Officials said they were hesitant to lease parking facilities outright, wary of what happened in Chicago after that city turned street meters over to a private company to plug a budget gap, resulting in the highest parking meter rates in the country.

Some transportation board members sounded hesitant.

“I want to understand a lot more about this,’’ said board member Elizabeth Levin, a transportation, design, and environmental consultant. “I get nervous with things that aren’t easily understandable.’’

John R. Jenkins, the insurance agency owner who chairs the board of directors, said he supports “financial engineering . . . when it makes good business sense.’’ But he wanted to know how well developed the parking proposal was and whether the T also planned to trim expenses.

Davey and Davis said that the T is working on a host of proposed budget cuts and that the parking plan could be fully developed in time for the board to vote on a budget in the spring.

Because 10 percent of the state’s population relies on the T each workday, lawmakers have never expected the transit system to be funded strictly by its own revenues.

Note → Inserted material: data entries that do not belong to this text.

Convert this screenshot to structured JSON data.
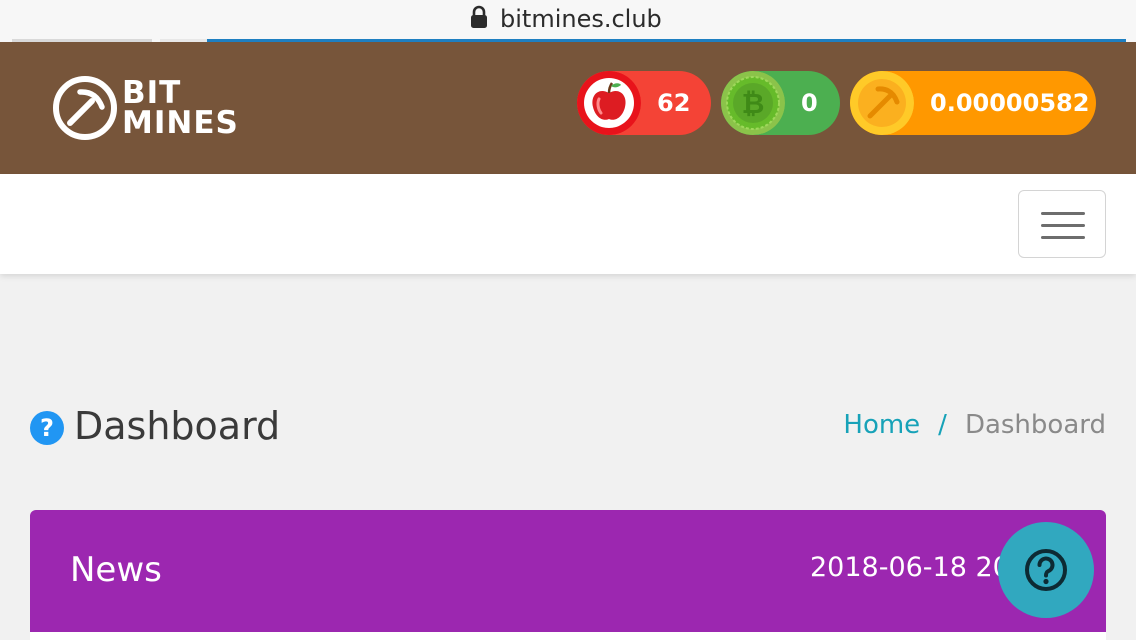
{
  "browser": {
    "url": "bitmines.club",
    "icon": "lock-icon"
  },
  "header": {
    "logo_top": "BIT",
    "logo_bottom": "MINES",
    "logo_icon": "pickaxe-icon",
    "balances": [
      {
        "name": "apples",
        "icon": "apple-icon",
        "value": "62",
        "color": "#f44336"
      },
      {
        "name": "bitcoin",
        "icon": "bitcoin-icon",
        "value": "0",
        "color": "#4caf50"
      },
      {
        "name": "mined",
        "icon": "pickaxe-coin-icon",
        "value": "0.00000582",
        "color": "#ff9800"
      }
    ]
  },
  "nav": {
    "toggler_icon": "hamburger-menu-icon"
  },
  "page": {
    "title": "Dashboard",
    "title_icon": "question-circle-icon",
    "breadcrumb": {
      "home": "Home",
      "separator": "/",
      "current": "Dashboard"
    }
  },
  "news": {
    "title": "News",
    "date": "2018-06-18 20:",
    "color": "#9c27b0"
  },
  "help_button": {
    "icon": "question-circle-icon",
    "color": "#31a8bf"
  }
}
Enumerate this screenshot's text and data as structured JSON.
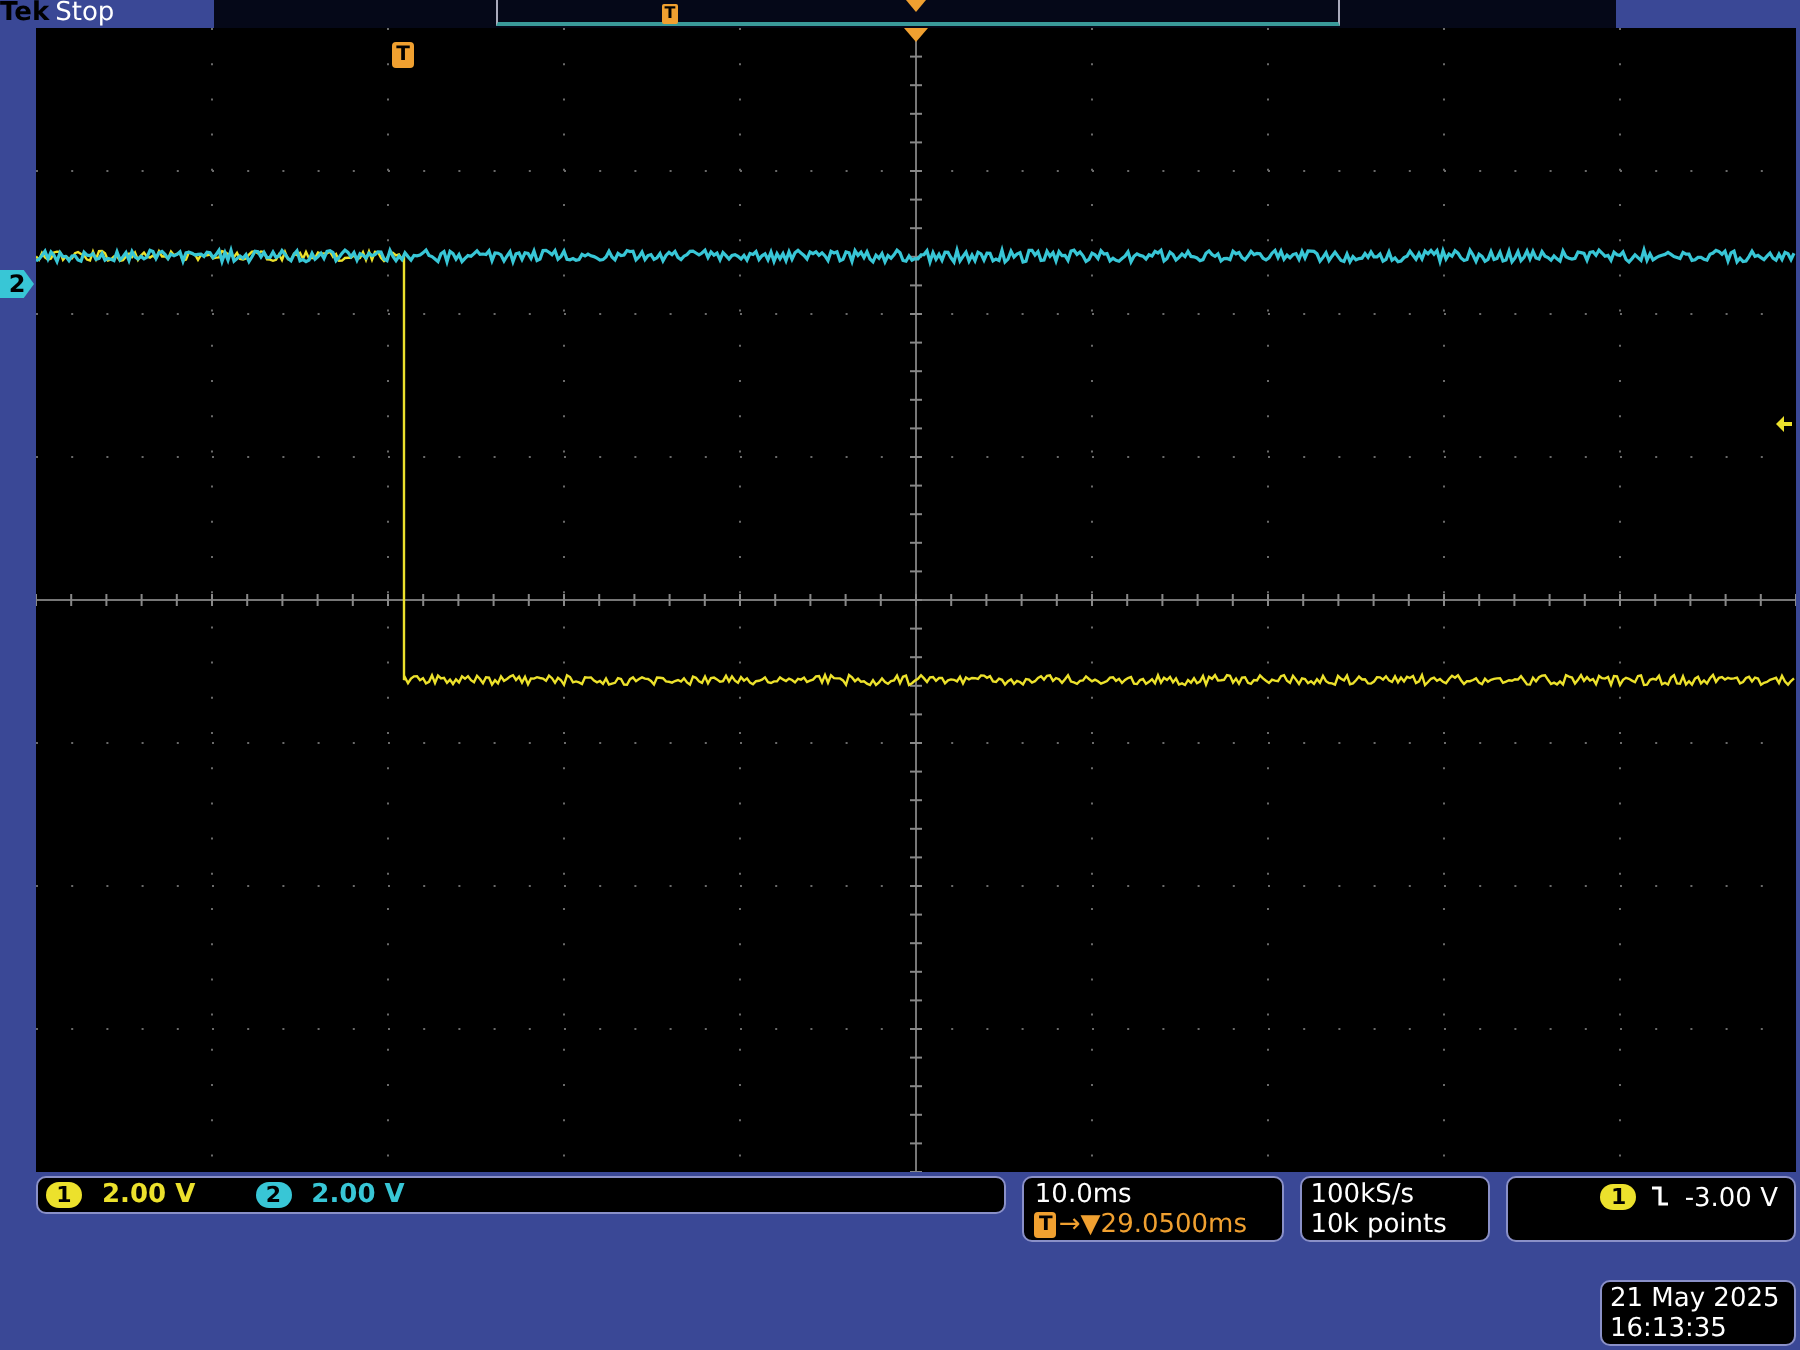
{
  "header": {
    "brand": "Tek",
    "status": "Stop"
  },
  "record_view": {
    "trigger_marker": "T"
  },
  "waveform_area": {
    "trigger_marker": "T",
    "channel_marker": {
      "label": "2",
      "color": "#38c6d6"
    }
  },
  "channels": [
    {
      "label": "1",
      "scale": "2.00 V",
      "color": "#ece12c"
    },
    {
      "label": "2",
      "scale": "2.00 V",
      "color": "#38c6d6"
    }
  ],
  "timebase": {
    "scale": "10.0ms",
    "trigger_badge": "T",
    "position": "→▼29.0500ms"
  },
  "acquisition": {
    "sample_rate": "100kS/s",
    "record_length": "10k points"
  },
  "trigger": {
    "source": "1",
    "level": "-3.00 V",
    "color": "#ece12c"
  },
  "datetime": {
    "date": "21 May 2025",
    "time": "16:13:35"
  }
}
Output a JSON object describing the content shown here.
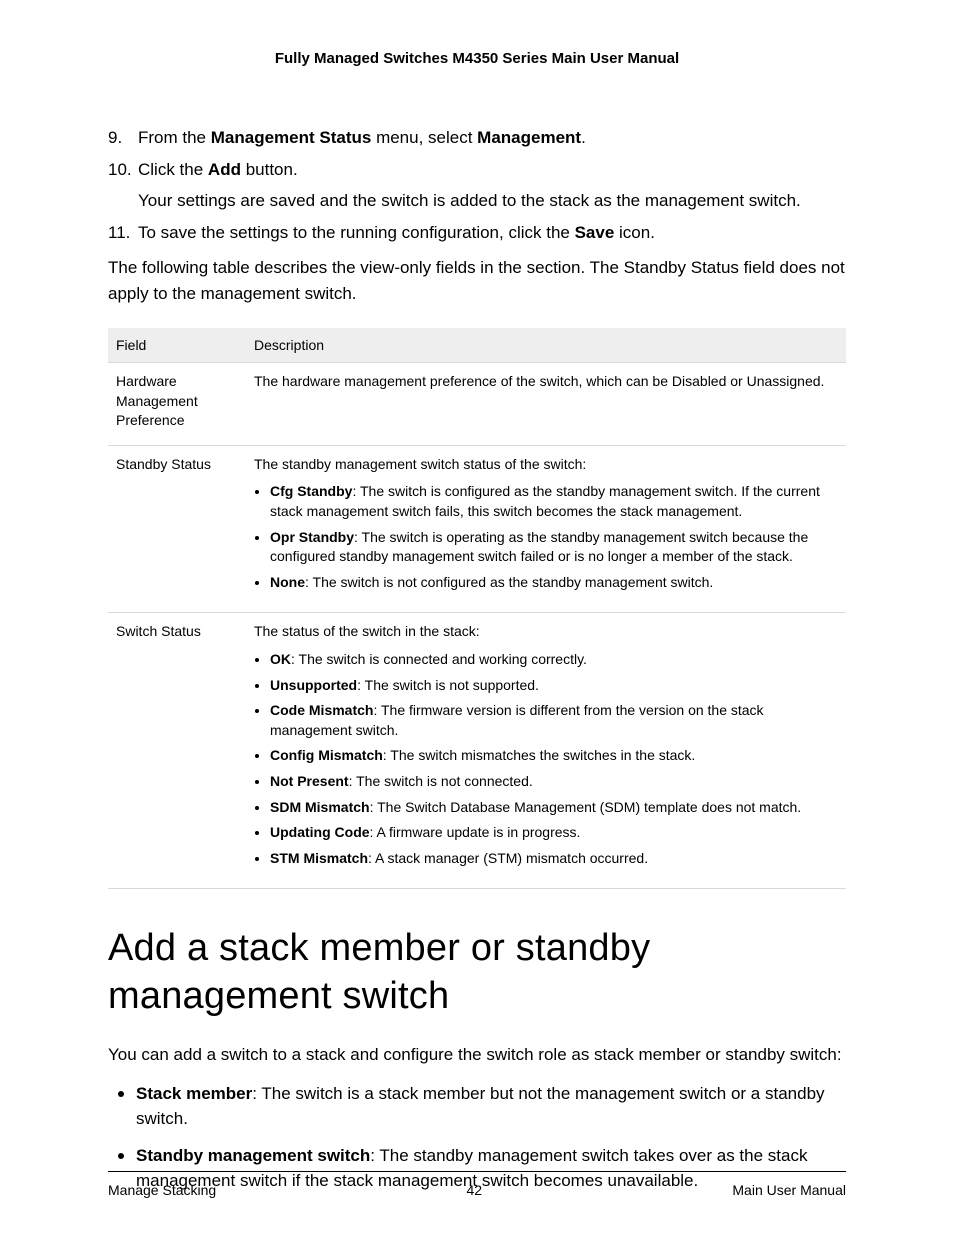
{
  "header": {
    "title": "Fully Managed Switches M4350 Series Main User Manual"
  },
  "steps": [
    {
      "num": "9.",
      "html": "From the <b>Management Status</b> menu, select <b>Management</b>."
    },
    {
      "num": "10.",
      "html": "Click the <b>Add</b> button.",
      "sub": "Your settings are saved and the switch is added to the stack as the management switch."
    },
    {
      "num": "11.",
      "html": "To save the settings to the running configuration, click the <b>Save</b> icon."
    }
  ],
  "intro": "The following table describes the view-only fields in the section. The Standby Status field does not apply to the management switch.",
  "table": {
    "headers": {
      "field": "Field",
      "desc": "Description"
    },
    "rows": [
      {
        "field": "Hardware Management Preference",
        "desc_intro": "The hardware management preference of the switch, which can be Disabled or Unassigned.",
        "bullets": []
      },
      {
        "field": "Standby Status",
        "desc_intro": "The standby management switch status of the switch:",
        "bullets": [
          "<b>Cfg Standby</b>: The switch is configured as the standby management switch. If the current stack management switch fails, this switch becomes the stack management.",
          "<b>Opr Standby</b>: The switch is operating as the standby management switch because the configured standby management switch failed or is no longer a member of the stack.",
          "<b>None</b>: The switch is not configured as the standby management switch."
        ]
      },
      {
        "field": "Switch Status",
        "desc_intro": "The status of the switch in the stack:",
        "bullets": [
          "<b>OK</b>: The switch is connected and working correctly.",
          "<b>Unsupported</b>: The switch is not supported.",
          "<b>Code Mismatch</b>: The firmware version is different from the version on the stack management switch.",
          "<b>Config Mismatch</b>: The switch mismatches the switches in the stack.",
          "<b>Not Present</b>: The switch is not connected.",
          "<b>SDM Mismatch</b>: The Switch Database Management (SDM) template does not match.",
          "<b>Updating Code</b>: A firmware update is in progress.",
          "<b>STM Mismatch</b>: A stack manager (STM) mismatch occurred."
        ]
      }
    ]
  },
  "section_title": "Add a stack member or standby management switch",
  "section_body": "You can add a switch to a stack and configure the switch role as stack member or standby switch:",
  "section_list": [
    "<b>Stack member</b>: The switch is a stack member but not the management switch or a standby switch.",
    "<b>Standby management switch</b>: The standby management switch takes over as the stack management switch if the stack management switch becomes unavailable."
  ],
  "footer": {
    "left": "Manage Stacking",
    "center": "42",
    "right": "Main User Manual"
  }
}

A little over a decade ago, they dedicated a portion of the sales tax to the MBTA, but in the process they also saddled it with the debt from past expansion projects approved on Beacon Hill. Now those debt payments are burdensome, and the sales tax revenues disappointing.

As the scheduled payments balloon, each of the coming years could be more difficult than the one before it.

“After a host of really challenging years, this could be your toughest year ever,’’ said Paul Regan, executive director of the MBTA Advisory Board, which represents cities and towns in the service area.

Eric Moskowitz can be reached at